Droegemeier, then vice chairman of the National Science Board, joins France A. Córdova at her swearing-in ceremony as National Science Foundation director. | Sandy Schaeffer/NSF
President Donald Trump will nominate meteorologist Kelvin K. Droegemeier to serve as the director of the White House Office of Science and Technology Policy, according to a White House statement. The development drew strong support from the American Association for the Advancement of Science.
Rush Holt, chief executive officer of AAAS, applauded the selection, noting Droegemeier’s dedication to a broad range of scientific endeavors and public service, including two presidential appointments to the National Science Board on which he most recently served as vice chairman.

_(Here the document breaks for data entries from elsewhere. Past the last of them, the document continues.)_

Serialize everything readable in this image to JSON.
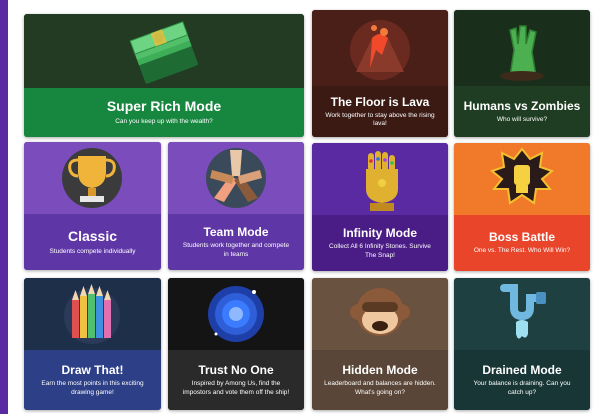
{
  "cards": [
    {
      "title": "Super Rich Mode",
      "desc": "Can you keep up with the wealth?",
      "icon": "cash-stack-icon",
      "color": "#17873f"
    },
    {
      "title": "The Floor is Lava",
      "desc": "Work together to stay above the rising lava!",
      "icon": "volcano-icon",
      "color": "#3b1a14"
    },
    {
      "title": "Humans vs Zombies",
      "desc": "Who will survive?",
      "icon": "zombie-hand-icon",
      "color": "#1f3d22"
    },
    {
      "title": "Classic",
      "desc": "Students compete individually",
      "icon": "trophy-icon",
      "color": "#5f36a6"
    },
    {
      "title": "Team Mode",
      "desc": "Students work together and compete in teams",
      "icon": "team-hands-icon",
      "color": "#5f36a6"
    },
    {
      "title": "Infinity Mode",
      "desc": "Collect All 6 Infinity Stones. Survive The Snap!",
      "icon": "gauntlet-icon",
      "color": "#4a1d86"
    },
    {
      "title": "Boss Battle",
      "desc": "One vs. The Rest. Who Will Win?",
      "icon": "fist-icon",
      "color": "#e9452b"
    },
    {
      "title": "Draw That!",
      "desc": "Earn the most points in this exciting drawing game!",
      "icon": "pencils-icon",
      "color": "#2d3f86"
    },
    {
      "title": "Trust No One",
      "desc": "Inspired by Among Us, find the impostors and vote them off the ship!",
      "icon": "portal-icon",
      "color": "#2a2a2a"
    },
    {
      "title": "Hidden Mode",
      "desc": "Leaderboard and balances are hidden. What's going on?",
      "icon": "monkey-icon",
      "color": "#5a4638"
    },
    {
      "title": "Drained Mode",
      "desc": "Your balance is draining. Can you catch up?",
      "icon": "pipe-icon",
      "color": "#183636"
    }
  ]
}
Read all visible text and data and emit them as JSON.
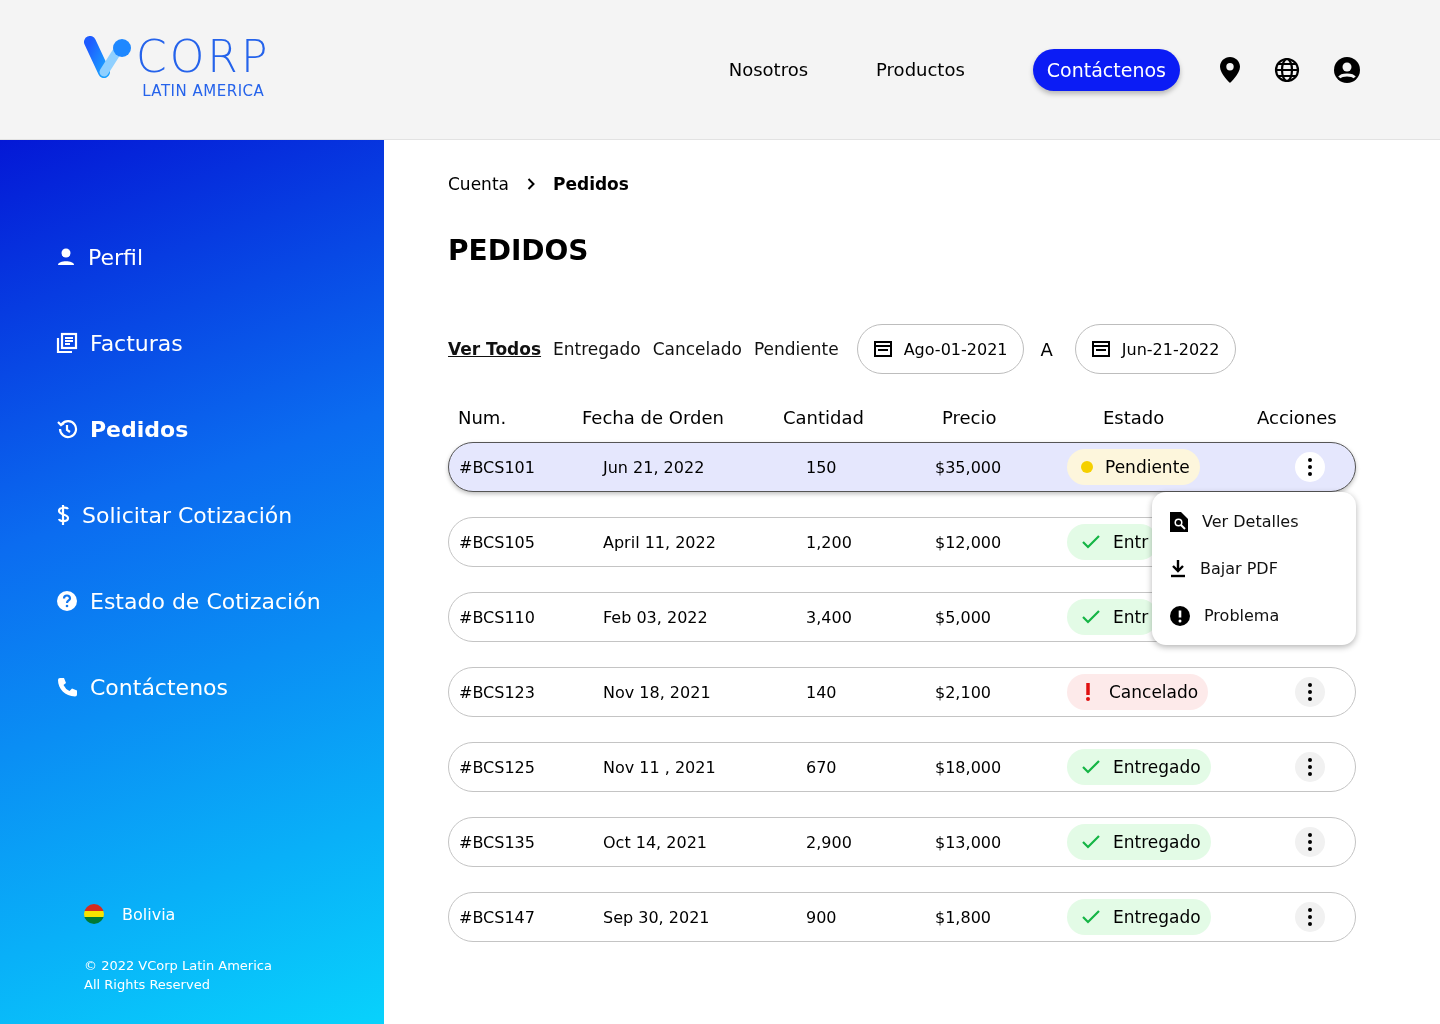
{
  "header": {
    "logo": {
      "brand": "CORP",
      "tagline": "LATIN AMERICA"
    },
    "nav": [
      {
        "label": "Nosotros",
        "kind": "link"
      },
      {
        "label": "Productos",
        "kind": "link"
      },
      {
        "label": "Contáctenos",
        "kind": "button"
      }
    ]
  },
  "sidebar": {
    "items": [
      {
        "label": "Perfil",
        "selected": false
      },
      {
        "label": "Facturas",
        "selected": false
      },
      {
        "label": "Pedidos",
        "selected": true
      },
      {
        "label": "Solicitar Cotización",
        "selected": false
      },
      {
        "label": "Estado de Cotización",
        "selected": false
      },
      {
        "label": "Contáctenos",
        "selected": false
      }
    ],
    "country": "Bolivia",
    "copyright": [
      "© 2022 VCorp Latin America",
      "All Rights Reserved"
    ]
  },
  "breadcrumb": [
    {
      "label": "Cuenta",
      "current": false
    },
    {
      "label": "Pedidos",
      "current": true
    }
  ],
  "title": "PEDIDOS",
  "filters": [
    {
      "label": "Ver Todos",
      "selected": true
    },
    {
      "label": "Entregado",
      "selected": false
    },
    {
      "label": "Cancelado",
      "selected": false
    },
    {
      "label": "Pendiente",
      "selected": false
    }
  ],
  "date_from": "Ago-01-2021",
  "date_separator": "A",
  "date_to": "Jun-21-2022",
  "table": {
    "columns": [
      "Num.",
      "Fecha de Orden",
      "Cantidad",
      "Precio",
      "Estado",
      "Acciones"
    ],
    "rows": [
      {
        "num": "#BCS101",
        "date": "Jun 21, 2022",
        "qty": "150",
        "price": "$35,000",
        "status": "Pendiente",
        "kind": "pending",
        "selected": true,
        "menu_open": true
      },
      {
        "num": "#BCS105",
        "date": "April 11, 2022",
        "qty": "1,200",
        "price": "$12,000",
        "status": "Entr",
        "kind": "delivered",
        "selected": false,
        "menu_open": false
      },
      {
        "num": "#BCS110",
        "date": "Feb 03, 2022",
        "qty": "3,400",
        "price": "$5,000",
        "status": "Entr",
        "kind": "delivered",
        "selected": false,
        "menu_open": false
      },
      {
        "num": "#BCS123",
        "date": "Nov 18, 2021",
        "qty": "140",
        "price": "$2,100",
        "status": "Cancelado",
        "kind": "cancelled",
        "selected": false,
        "menu_open": false
      },
      {
        "num": "#BCS125",
        "date": "Nov 11 , 2021",
        "qty": "670",
        "price": "$18,000",
        "status": "Entregado",
        "kind": "delivered",
        "selected": false,
        "menu_open": false
      },
      {
        "num": "#BCS135",
        "date": "Oct 14, 2021",
        "qty": "2,900",
        "price": "$13,000",
        "status": "Entregado",
        "kind": "delivered",
        "selected": false,
        "menu_open": false
      },
      {
        "num": "#BCS147",
        "date": "Sep 30, 2021",
        "qty": "900",
        "price": "$1,800",
        "status": "Entregado",
        "kind": "delivered",
        "selected": false,
        "menu_open": false
      }
    ]
  },
  "action_menu": {
    "items": [
      {
        "label": "Ver Detalles"
      },
      {
        "label": "Bajar PDF"
      },
      {
        "label": "Problema"
      }
    ]
  }
}
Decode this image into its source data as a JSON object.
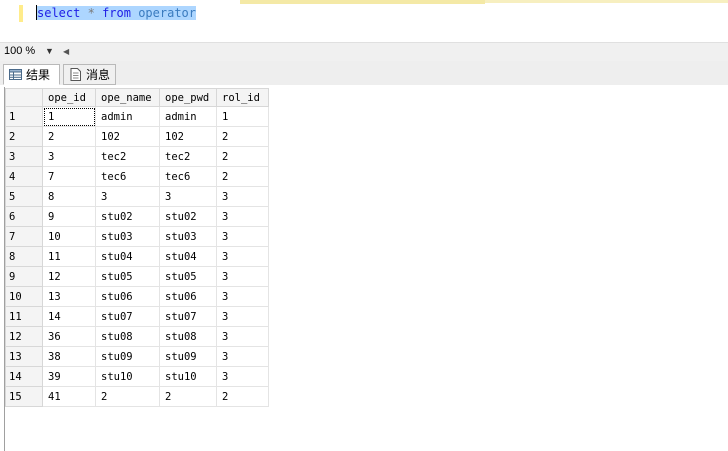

“His years working on the National Science Board during the Bush and Obama administrations and on the Governor of Oklahoma’s Science and Technology Council validate Droegemeier’s ability to work in bipartisan fashion and across many parts of the government, experience that will serve the president and our nation well,” said Holt in a statement.
For more than a year and a half, AAAS has repeatedly urged the president to appoint a White House science adviser, or a director of the White House Office of Science and Technology Policy, to ensure scientific knowledge informs and assists the development of policy solutions.
With the nomination of a director of the White House Office of Science and Technology Policy, the president will not renew the position of White House science adviser, a post President Barack Obama created to elevate the role of science in policymaking and ensure that a leading scientist has a direct reporting line to the president.
Droegemeier, an extreme weather scientist, has held multiple science leadership positions at the University of Oklahoma, most recently as its vice president of research, and at National Science Foundation centers. He co-founded and directed a collaborative atmospheric sensing center and a NSF Science and Technology Center that analyzed and predicted storms.
Beyond his academic and research work, Droegemeier has testified before House and Senate panels on supercomputing centers, federal science funding, hurricane research and how to leverage research and development in science and technology to improve U.S. competitiveness.
In 2014, Droegemeier was named a AAAS Fellow, a distinction in recognition of contributions to science and technology, scientific leadership and extraordinary achievements across disciplines. He holds a Ph.D. and master’s degree in atmospheric science from the University of Illinois at Urbana-Champaign. He earned his undergraduate degree in meteorology from the University of Oklahoma.
The position of director of the White House Office of Science and Technology Policy requires Senate confirmation.
Note: This story has been updated with announcement by White House.
[Associated image: Kropic/Adobe Stock]